    My idea is to write first a fully Matlab version of the toolbox, as libraries are called in Matlab, and then fold in MEX code as hopefully I get better at it.
    The Octave implementation is nice and also has a MEX-like system. I think the problem with Octave is that the quality of the toolboxes drops off fairly quickly.
  2. Python: I have only recently begun using Python. Computer scientists love it, and it is open source. Some economists have recently begun to write econometrics code for Python — most notably John Stachurski at ANU who provides a fully featured advanced undergraduate textbook in econometrics with Python code examples. The code I have come across and attempted to write has turned out very neat, and this is important to me. The problem here is that there is already a project very much of the nature that I had in mind being written here.
    Another point in favor of Python is that it has great IDEs, including
    hooks for Visual Studio which I have recently discovered.
  3. R: Now you’d think this would be my first choice to write a statistics package. But I don’t like R (yet). I find the syntax unreadable, and the way functions are scattered around the vast numbers of packages impossible to keep track of. R is also (very) slow, although with C++ code folded in apparently it can be made much faster. I don’t know.
    I have an ongoing project where I am translating the empirical examples from Wooldridge’s book to R, but I think that R is best suited as a scripting language leveraging the work others in providing pre-package routines.
    I have access to the Revolution Analytics repackaging RevoR, and I like the IDE, but I remain unconvinced. R does have a fantastic library for nonparametric econometrics,
    the np package.

It is worthwhile spending some time making sure that the language chosen suits the project, because while switching is possible, it becomes more unlikely over time making dynamically inefficient equilibria likely.

For a number of reasons, hosting a blog on is not a very satisfactory option for me. Not only does it allow no changes to the CSS, installation of packages is severely limited. I have decided to move to my old domain, that I let lapse last year.

I intend to have it up and running by later today, once I have figured out which hosting plan to buy. The market for web-hosts is crowded and the product is not very well differentiated across sellers.

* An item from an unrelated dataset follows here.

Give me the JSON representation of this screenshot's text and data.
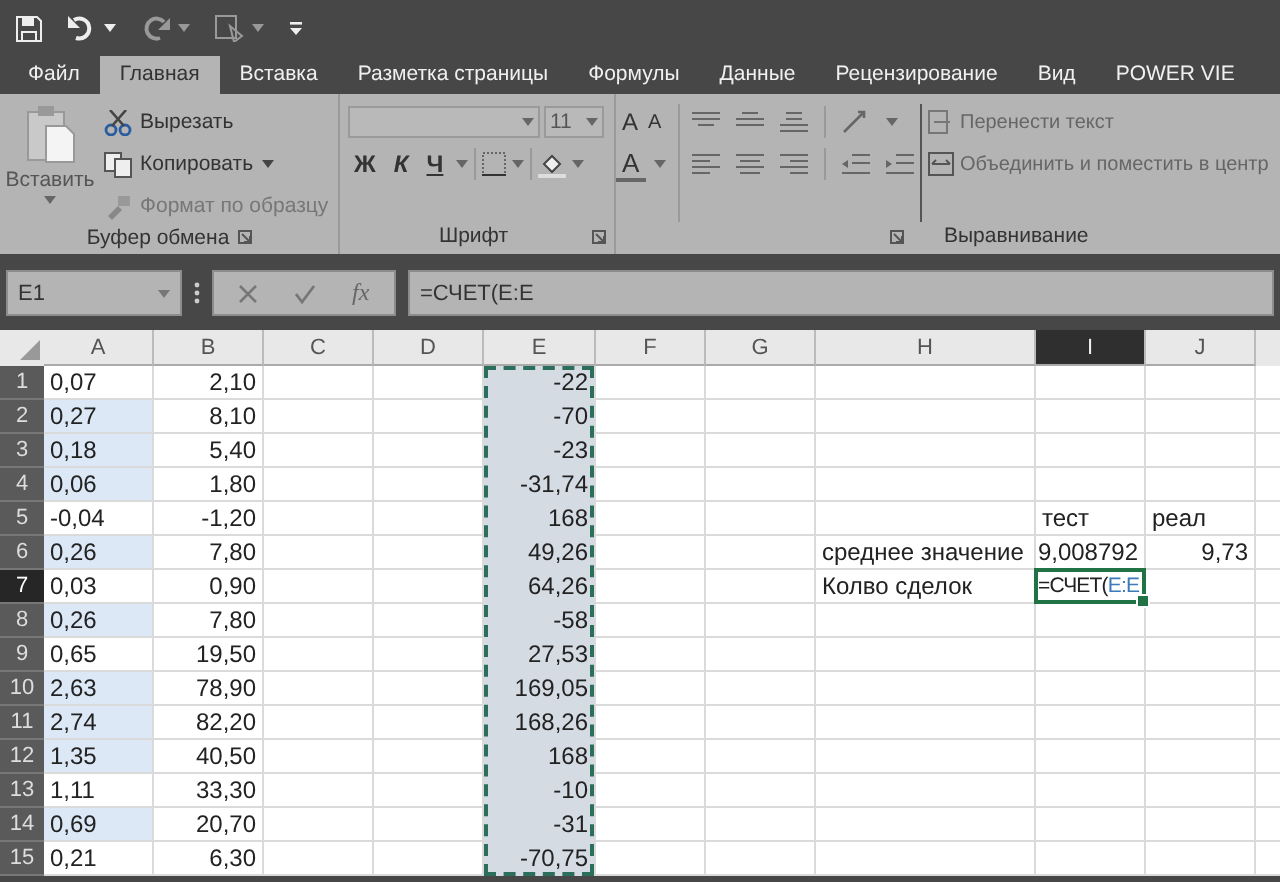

The workflow for today is roughly going to be:

  1. Buy web-hosting and set up website and wordpress blog.
  2. Download and compile OCaml for 64-bit Windows. This has a significant number of steps and might take a while.
  3. Code up the econometrics “Hello World” – generate some data and compute the regression coefficients, the standard errors and the t-statistics and write them to the console and to a text file.
  4. Blog about it on the new blog.

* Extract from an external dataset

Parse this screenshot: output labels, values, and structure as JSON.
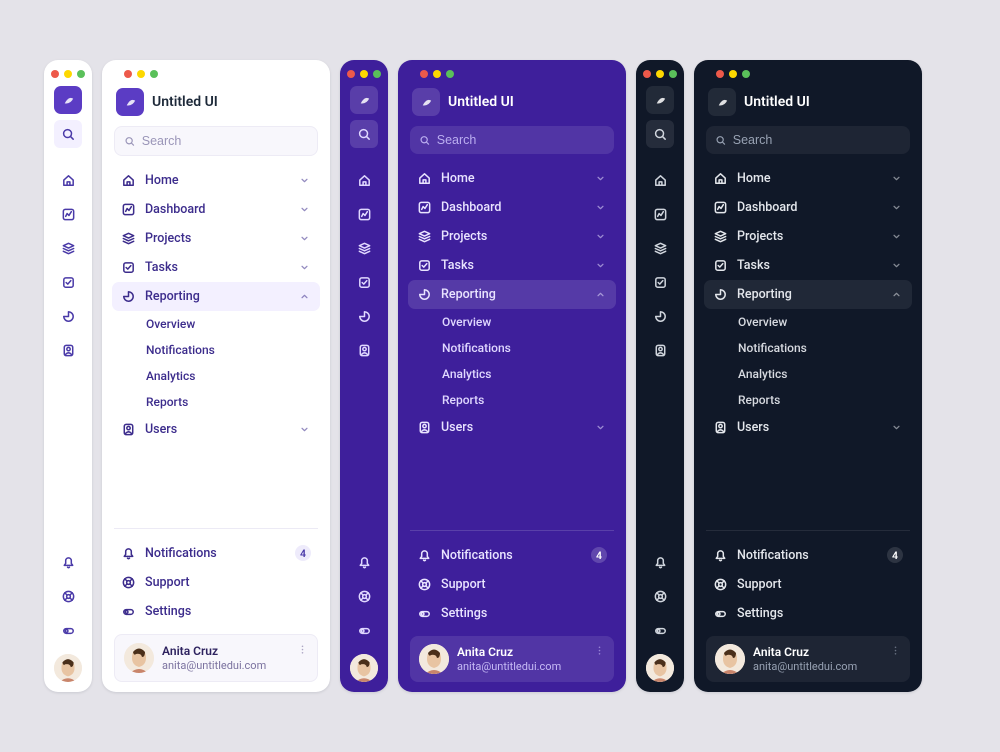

One of the advantages of having two machines running the identical OS is that when I configure one of the machines using a procedure with many steps, in addition to recording it in my notebook, I get to review the procedure while repeating it on the other machine, and so remembering it better.